● Supplied records
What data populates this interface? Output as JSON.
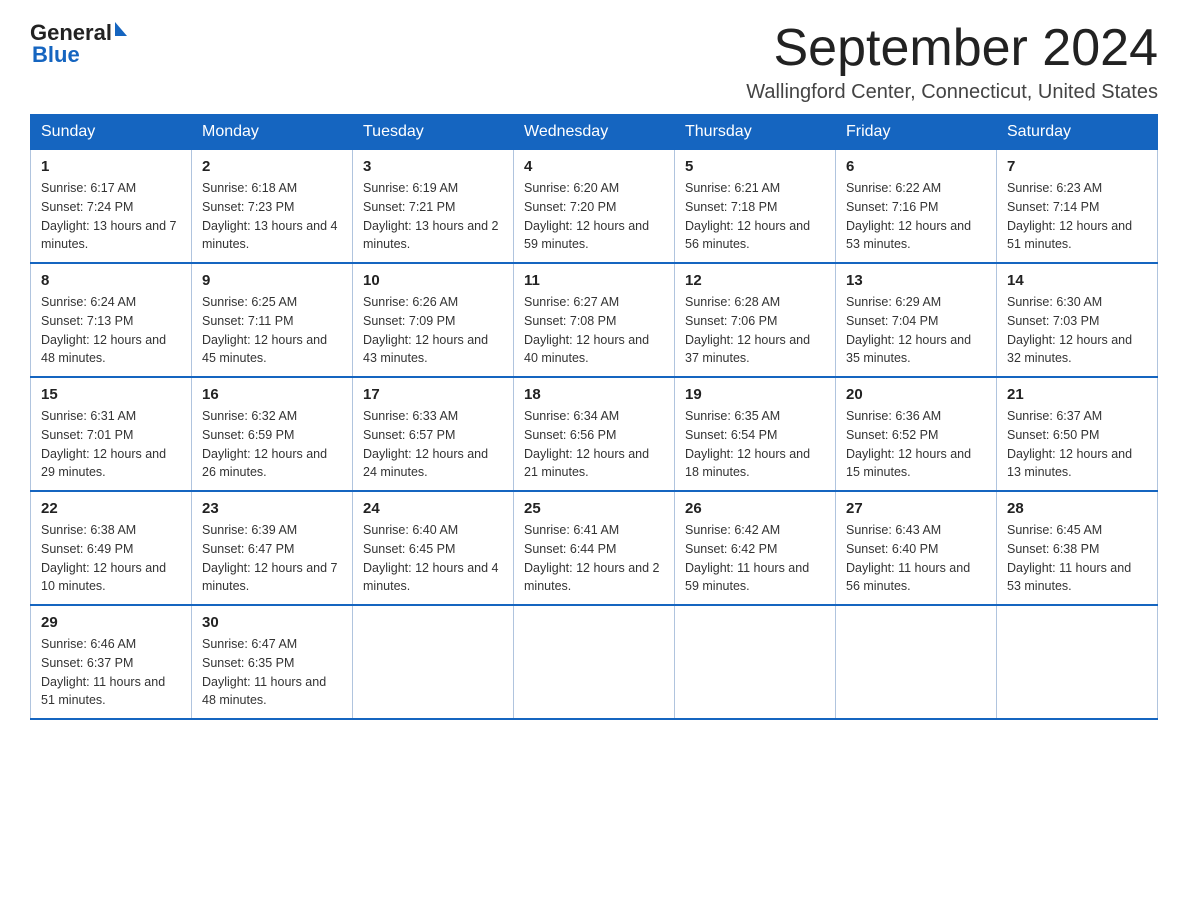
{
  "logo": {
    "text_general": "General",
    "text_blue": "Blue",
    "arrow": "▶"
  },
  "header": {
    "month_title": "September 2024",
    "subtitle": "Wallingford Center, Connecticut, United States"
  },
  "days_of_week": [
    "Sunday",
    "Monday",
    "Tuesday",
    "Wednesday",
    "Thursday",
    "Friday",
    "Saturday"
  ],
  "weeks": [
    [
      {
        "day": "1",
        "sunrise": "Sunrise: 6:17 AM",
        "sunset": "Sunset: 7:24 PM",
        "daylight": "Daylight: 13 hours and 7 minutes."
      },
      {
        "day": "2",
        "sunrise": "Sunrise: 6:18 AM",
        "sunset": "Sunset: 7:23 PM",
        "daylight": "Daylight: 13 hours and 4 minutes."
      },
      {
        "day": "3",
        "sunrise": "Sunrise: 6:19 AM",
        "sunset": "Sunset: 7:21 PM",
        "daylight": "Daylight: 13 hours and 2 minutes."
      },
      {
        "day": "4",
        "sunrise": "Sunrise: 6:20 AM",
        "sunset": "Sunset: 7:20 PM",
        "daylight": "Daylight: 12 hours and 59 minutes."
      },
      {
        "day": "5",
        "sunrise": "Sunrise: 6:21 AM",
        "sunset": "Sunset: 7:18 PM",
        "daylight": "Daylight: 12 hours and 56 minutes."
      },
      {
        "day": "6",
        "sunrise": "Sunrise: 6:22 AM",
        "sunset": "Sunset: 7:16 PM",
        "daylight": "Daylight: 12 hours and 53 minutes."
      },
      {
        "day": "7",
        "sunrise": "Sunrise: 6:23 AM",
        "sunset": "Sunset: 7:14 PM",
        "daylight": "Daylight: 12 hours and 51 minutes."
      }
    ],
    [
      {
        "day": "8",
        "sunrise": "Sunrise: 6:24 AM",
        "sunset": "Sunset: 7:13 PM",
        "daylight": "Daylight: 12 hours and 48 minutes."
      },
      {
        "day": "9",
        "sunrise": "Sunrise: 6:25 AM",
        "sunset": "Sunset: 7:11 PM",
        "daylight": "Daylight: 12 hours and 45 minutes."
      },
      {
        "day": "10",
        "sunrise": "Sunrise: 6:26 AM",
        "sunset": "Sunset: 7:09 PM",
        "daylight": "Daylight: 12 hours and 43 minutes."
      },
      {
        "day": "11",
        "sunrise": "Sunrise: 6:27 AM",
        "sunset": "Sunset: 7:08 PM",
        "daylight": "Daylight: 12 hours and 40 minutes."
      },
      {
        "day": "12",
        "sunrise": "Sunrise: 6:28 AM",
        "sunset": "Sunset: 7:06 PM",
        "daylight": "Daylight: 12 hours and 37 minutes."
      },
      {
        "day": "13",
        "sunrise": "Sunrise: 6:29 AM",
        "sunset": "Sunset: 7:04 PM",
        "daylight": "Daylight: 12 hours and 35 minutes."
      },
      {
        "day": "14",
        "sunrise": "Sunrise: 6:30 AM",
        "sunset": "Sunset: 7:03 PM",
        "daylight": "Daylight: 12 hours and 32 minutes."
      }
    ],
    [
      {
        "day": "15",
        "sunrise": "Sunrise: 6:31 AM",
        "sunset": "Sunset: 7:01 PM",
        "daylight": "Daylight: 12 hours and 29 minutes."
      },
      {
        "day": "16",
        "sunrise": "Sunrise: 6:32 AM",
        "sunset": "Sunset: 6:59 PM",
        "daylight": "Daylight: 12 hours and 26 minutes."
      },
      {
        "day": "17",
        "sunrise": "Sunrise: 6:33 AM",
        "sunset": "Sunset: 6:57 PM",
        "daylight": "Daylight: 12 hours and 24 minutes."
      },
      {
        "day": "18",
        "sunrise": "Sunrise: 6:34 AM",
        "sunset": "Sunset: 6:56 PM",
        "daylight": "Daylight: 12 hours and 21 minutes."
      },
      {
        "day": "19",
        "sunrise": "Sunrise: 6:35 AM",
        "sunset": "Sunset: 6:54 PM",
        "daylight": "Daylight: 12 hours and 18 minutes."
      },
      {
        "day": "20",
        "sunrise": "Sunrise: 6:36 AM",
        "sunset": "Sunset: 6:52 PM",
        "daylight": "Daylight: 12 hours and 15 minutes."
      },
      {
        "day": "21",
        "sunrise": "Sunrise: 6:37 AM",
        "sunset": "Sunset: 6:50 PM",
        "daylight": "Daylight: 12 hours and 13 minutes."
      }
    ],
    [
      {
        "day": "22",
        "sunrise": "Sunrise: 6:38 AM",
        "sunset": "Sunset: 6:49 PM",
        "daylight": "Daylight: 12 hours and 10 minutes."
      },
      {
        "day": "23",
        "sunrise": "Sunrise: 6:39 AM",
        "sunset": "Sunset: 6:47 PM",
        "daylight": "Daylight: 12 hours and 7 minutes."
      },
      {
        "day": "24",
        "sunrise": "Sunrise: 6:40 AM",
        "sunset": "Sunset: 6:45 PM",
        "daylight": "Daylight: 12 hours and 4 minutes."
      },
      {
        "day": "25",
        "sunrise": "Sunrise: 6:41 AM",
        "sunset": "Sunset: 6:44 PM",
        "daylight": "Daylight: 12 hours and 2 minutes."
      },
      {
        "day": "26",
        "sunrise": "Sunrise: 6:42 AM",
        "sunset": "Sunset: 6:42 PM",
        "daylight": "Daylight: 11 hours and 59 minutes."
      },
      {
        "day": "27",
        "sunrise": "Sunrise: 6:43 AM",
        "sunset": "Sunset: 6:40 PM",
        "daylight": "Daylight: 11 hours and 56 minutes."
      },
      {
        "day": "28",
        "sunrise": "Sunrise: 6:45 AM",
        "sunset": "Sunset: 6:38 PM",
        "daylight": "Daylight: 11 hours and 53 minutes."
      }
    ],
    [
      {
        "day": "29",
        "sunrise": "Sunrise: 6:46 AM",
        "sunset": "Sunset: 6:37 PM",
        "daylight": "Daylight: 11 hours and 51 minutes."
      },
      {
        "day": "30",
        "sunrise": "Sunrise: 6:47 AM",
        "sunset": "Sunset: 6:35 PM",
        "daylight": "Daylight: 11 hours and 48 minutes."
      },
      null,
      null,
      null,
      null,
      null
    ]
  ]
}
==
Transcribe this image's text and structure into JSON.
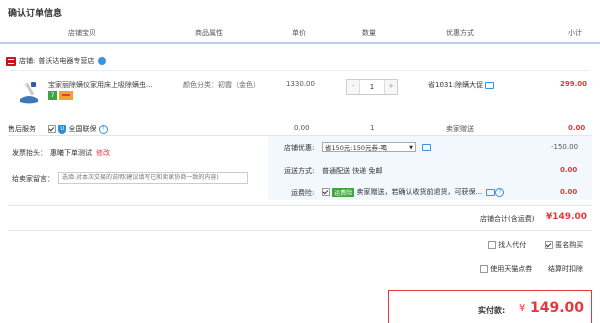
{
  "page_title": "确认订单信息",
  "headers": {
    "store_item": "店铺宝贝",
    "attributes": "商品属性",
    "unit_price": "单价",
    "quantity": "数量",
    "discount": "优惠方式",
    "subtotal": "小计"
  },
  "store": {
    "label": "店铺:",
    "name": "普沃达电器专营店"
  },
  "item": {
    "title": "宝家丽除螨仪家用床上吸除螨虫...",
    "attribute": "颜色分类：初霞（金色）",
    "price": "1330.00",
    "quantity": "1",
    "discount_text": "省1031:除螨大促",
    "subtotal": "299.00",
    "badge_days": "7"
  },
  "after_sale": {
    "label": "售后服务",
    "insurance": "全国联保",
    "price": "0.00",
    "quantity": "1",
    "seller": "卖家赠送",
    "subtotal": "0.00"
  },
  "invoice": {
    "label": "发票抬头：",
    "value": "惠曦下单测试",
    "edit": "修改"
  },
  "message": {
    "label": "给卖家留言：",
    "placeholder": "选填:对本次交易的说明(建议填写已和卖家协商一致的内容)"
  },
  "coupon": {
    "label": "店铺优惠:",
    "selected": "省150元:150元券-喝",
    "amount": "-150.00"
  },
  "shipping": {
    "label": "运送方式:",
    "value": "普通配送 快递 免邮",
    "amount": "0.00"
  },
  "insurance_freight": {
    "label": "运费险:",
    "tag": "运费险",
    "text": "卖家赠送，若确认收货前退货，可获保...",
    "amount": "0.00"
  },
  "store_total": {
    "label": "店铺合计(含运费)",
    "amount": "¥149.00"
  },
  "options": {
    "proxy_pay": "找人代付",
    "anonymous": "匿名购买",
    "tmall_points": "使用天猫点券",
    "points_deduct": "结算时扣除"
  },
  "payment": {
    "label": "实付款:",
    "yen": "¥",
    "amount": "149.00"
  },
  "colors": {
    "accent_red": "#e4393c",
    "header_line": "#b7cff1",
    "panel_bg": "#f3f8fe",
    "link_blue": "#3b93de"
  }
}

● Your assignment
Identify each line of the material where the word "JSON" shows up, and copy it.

● Response to this exercise
What data populates this interface? Output as JSON.
Transcribe this image's text and structure into JSON.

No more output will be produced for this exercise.